[Dataset records]
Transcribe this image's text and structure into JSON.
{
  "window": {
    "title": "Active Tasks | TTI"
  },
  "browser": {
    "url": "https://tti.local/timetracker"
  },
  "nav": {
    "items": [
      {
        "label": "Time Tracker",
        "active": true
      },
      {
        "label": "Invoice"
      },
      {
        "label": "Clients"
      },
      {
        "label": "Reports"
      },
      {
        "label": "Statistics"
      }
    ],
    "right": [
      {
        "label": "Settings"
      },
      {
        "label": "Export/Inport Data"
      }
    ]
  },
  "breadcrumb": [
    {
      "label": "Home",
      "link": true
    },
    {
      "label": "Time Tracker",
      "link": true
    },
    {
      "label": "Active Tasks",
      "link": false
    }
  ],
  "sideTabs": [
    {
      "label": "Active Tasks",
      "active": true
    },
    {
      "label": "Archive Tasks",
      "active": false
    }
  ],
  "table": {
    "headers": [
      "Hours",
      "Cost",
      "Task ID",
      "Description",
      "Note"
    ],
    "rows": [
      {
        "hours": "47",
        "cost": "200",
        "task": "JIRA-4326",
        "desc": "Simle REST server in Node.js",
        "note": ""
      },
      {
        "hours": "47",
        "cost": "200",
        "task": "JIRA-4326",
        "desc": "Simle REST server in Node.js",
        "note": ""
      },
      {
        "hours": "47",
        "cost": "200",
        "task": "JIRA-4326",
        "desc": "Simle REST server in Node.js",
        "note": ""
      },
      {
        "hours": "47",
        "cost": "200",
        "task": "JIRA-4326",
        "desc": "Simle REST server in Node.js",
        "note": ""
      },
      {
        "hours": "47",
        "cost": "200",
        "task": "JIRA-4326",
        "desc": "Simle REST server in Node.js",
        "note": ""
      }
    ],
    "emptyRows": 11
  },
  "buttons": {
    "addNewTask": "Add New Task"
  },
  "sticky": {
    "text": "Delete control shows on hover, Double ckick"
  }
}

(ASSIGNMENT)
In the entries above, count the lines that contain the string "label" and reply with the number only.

(WRITTEN RESPONSE)
12